Segment Start: Records provided
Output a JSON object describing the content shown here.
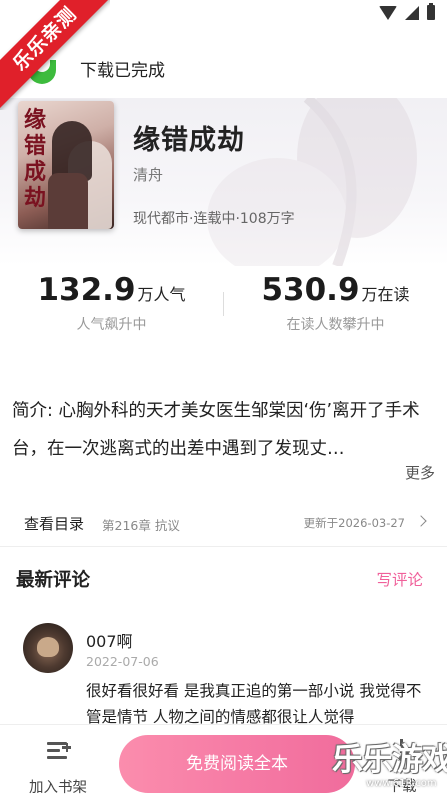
{
  "ribbon": {
    "text": "乐乐亲测"
  },
  "download_bar": {
    "text": "下载已完成"
  },
  "book": {
    "title": "缘错成劫",
    "cover_title": "缘错成劫",
    "author": "清舟",
    "meta": "现代都市·连载中·108万字"
  },
  "stats": {
    "popularity": {
      "value": "132.9",
      "unit": "万人气",
      "label": "人气飙升中"
    },
    "reading": {
      "value": "530.9",
      "unit": "万在读",
      "label": "在读人数攀升中"
    }
  },
  "intro": {
    "text": "简介: 心胸外科的天才美女医生邹棠因‘伤’离开了手术台，在一次逃离式的出差中遇到了发现丈…",
    "more_label": "更多"
  },
  "catalog": {
    "label": "查看目录",
    "latest_chapter": "第216章 抗议",
    "updated": "更新于2026-03-27"
  },
  "comments": {
    "title": "最新评论",
    "write_label": "写评论",
    "items": [
      {
        "user": "007啊",
        "date": "2022-07-06",
        "text": "很好看很好看 是我真正追的第一部小说 我觉得不管是情节 人物之间的情感都很让人觉得"
      }
    ]
  },
  "bottom_bar": {
    "add_shelf_label": "加入书架",
    "read_label": "免费阅读全本",
    "download_label": "下载"
  },
  "watermark": {
    "text": "乐乐游戏",
    "url": "www.61R.com"
  },
  "colors": {
    "accent_pink": "#f06c9c",
    "ribbon_red": "#e0202a",
    "logo_green": "#3dbb3d"
  }
}
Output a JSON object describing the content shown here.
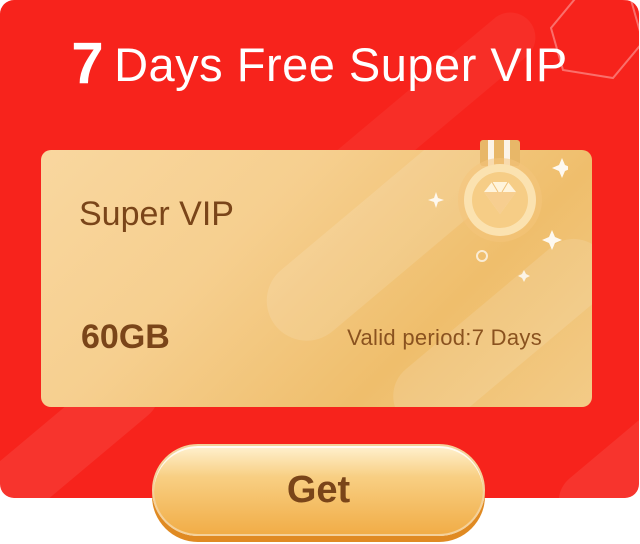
{
  "promo": {
    "headline_number": "7",
    "headline_text": "Days Free Super VIP"
  },
  "card": {
    "title": "Super VIP",
    "storage": "60GB",
    "validity": "Valid period:7 Days",
    "medal_icon": "diamond-medal-icon"
  },
  "actions": {
    "get_label": "Get"
  },
  "colors": {
    "background_red": "#f7231c",
    "card_gold": "#f6cf8f",
    "text_brown": "#7a4519"
  }
}
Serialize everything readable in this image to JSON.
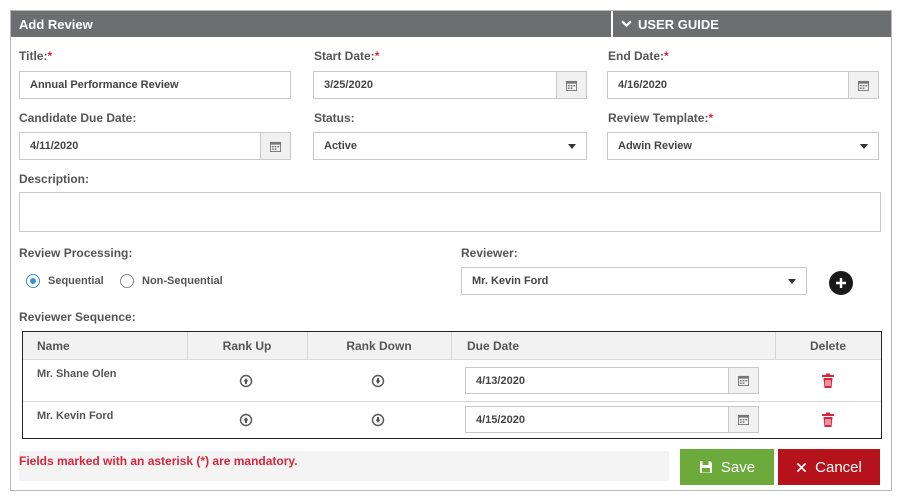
{
  "header": {
    "title": "Add Review",
    "guide_label": "USER GUIDE"
  },
  "form": {
    "title_label": "Title:",
    "title_value": "Annual Performance Review",
    "start_label": "Start Date:",
    "start_value": "3/25/2020",
    "end_label": "End Date:",
    "end_value": "4/16/2020",
    "candidate_due_label": "Candidate Due Date:",
    "candidate_due_value": "4/11/2020",
    "status_label": "Status:",
    "status_value": "Active",
    "template_label": "Review Template:",
    "template_value": "Adwin Review",
    "description_label": "Description:",
    "description_value": "",
    "required_marker": "*"
  },
  "processing": {
    "label": "Review Processing:",
    "options": [
      "Sequential",
      "Non-Sequential"
    ],
    "selected": "Sequential"
  },
  "reviewer": {
    "label": "Reviewer:",
    "value": "Mr. Kevin Ford"
  },
  "sequence": {
    "label": "Reviewer Sequence:",
    "columns": [
      "Name",
      "Rank Up",
      "Rank Down",
      "Due Date",
      "Delete"
    ],
    "rows": [
      {
        "name": "Mr. Shane Olen",
        "due": "4/13/2020"
      },
      {
        "name": "Mr. Kevin Ford",
        "due": "4/15/2020"
      }
    ]
  },
  "footer": {
    "mandatory_note": "Fields marked with an asterisk (*) are mandatory.",
    "save_label": "Save",
    "cancel_label": "Cancel"
  },
  "icons": {
    "guide": "chevron-down-icon",
    "calendar": "calendar-icon",
    "dropdown": "caret-down-icon",
    "add": "plus-circle-icon",
    "rank_up": "arrow-up-circle-icon",
    "rank_down": "arrow-down-circle-icon",
    "delete": "trash-icon",
    "save": "floppy-disk-icon",
    "cancel": "close-icon"
  },
  "colors": {
    "header": "#6d6e70",
    "required": "#d9253b",
    "radio_selected": "#3a90d8",
    "save": "#6cab3b",
    "cancel": "#b5121b",
    "delete": "#d9253b"
  }
}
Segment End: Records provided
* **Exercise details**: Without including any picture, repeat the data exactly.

* **Exercise response**:
Output a JSON object describing the content shown here.
{
  "ribbon": {
    "text": "乐乐亲测"
  },
  "download_bar": {
    "text": "下载已完成"
  },
  "book": {
    "title": "缘错成劫",
    "cover_title": "缘错成劫",
    "author": "清舟",
    "meta": "现代都市·连载中·108万字"
  },
  "stats": {
    "popularity": {
      "value": "132.9",
      "unit": "万人气",
      "label": "人气飙升中"
    },
    "reading": {
      "value": "530.9",
      "unit": "万在读",
      "label": "在读人数攀升中"
    }
  },
  "intro": {
    "text": "简介: 心胸外科的天才美女医生邹棠因‘伤’离开了手术台，在一次逃离式的出差中遇到了发现丈…",
    "more_label": "更多"
  },
  "catalog": {
    "label": "查看目录",
    "latest_chapter": "第216章 抗议",
    "updated": "更新于2026-03-27"
  },
  "comments": {
    "title": "最新评论",
    "write_label": "写评论",
    "items": [
      {
        "user": "007啊",
        "date": "2022-07-06",
        "text": "很好看很好看 是我真正追的第一部小说 我觉得不管是情节 人物之间的情感都很让人觉得"
      }
    ]
  },
  "bottom_bar": {
    "add_shelf_label": "加入书架",
    "read_label": "免费阅读全本",
    "download_label": "下载"
  },
  "watermark": {
    "text": "乐乐游戏",
    "url": "www.61R.com"
  },
  "colors": {
    "accent_pink": "#f06c9c",
    "ribbon_red": "#e0202a",
    "logo_green": "#3dbb3d"
  }
}
Output a JSON object describing the content shown here.
{
  "promo": {
    "headline_number": "7",
    "headline_text": "Days Free Super VIP"
  },
  "card": {
    "title": "Super VIP",
    "storage": "60GB",
    "validity": "Valid period:7 Days",
    "medal_icon": "diamond-medal-icon"
  },
  "actions": {
    "get_label": "Get"
  },
  "colors": {
    "background_red": "#f7231c",
    "card_gold": "#f6cf8f",
    "text_brown": "#7a4519"
  }
}
Serialize everything readable in this image to JSON.
{
  "header": {
    "title": "Add Review",
    "guide_label": "USER GUIDE"
  },
  "form": {
    "title_label": "Title:",
    "title_value": "Annual Performance Review",
    "start_label": "Start Date:",
    "start_value": "3/25/2020",
    "end_label": "End Date:",
    "end_value": "4/16/2020",
    "candidate_due_label": "Candidate Due Date:",
    "candidate_due_value": "4/11/2020",
    "status_label": "Status:",
    "status_value": "Active",
    "template_label": "Review Template:",
    "template_value": "Adwin Review",
    "description_label": "Description:",
    "description_value": "",
    "required_marker": "*"
  },
  "processing": {
    "label": "Review Processing:",
    "options": [
      "Sequential",
      "Non-Sequential"
    ],
    "selected": "Sequential"
  },
  "reviewer": {
    "label": "Reviewer:",
    "value": "Mr. Kevin Ford"
  },
  "sequence": {
    "label": "Reviewer Sequence:",
    "columns": [
      "Name",
      "Rank Up",
      "Rank Down",
      "Due Date",
      "Delete"
    ],
    "rows": [
      {
        "name": "Mr. Shane Olen",
        "due": "4/13/2020"
      },
      {
        "name": "Mr. Kevin Ford",
        "due": "4/15/2020"
      }
    ]
  },
  "footer": {
    "mandatory_note": "Fields marked with an asterisk (*) are mandatory.",
    "save_label": "Save",
    "cancel_label": "Cancel"
  },
  "icons": {
    "guide": "chevron-down-icon",
    "calendar": "calendar-icon",
    "dropdown": "caret-down-icon",
    "add": "plus-circle-icon",
    "rank_up": "arrow-up-circle-icon",
    "rank_down": "arrow-down-circle-icon",
    "delete": "trash-icon",
    "save": "floppy-disk-icon",
    "cancel": "close-icon"
  },
  "colors": {
    "header": "#6d6e70",
    "required": "#d9253b",
    "radio_selected": "#3a90d8",
    "save": "#6cab3b",
    "cancel": "#b5121b",
    "delete": "#d9253b"
  }
}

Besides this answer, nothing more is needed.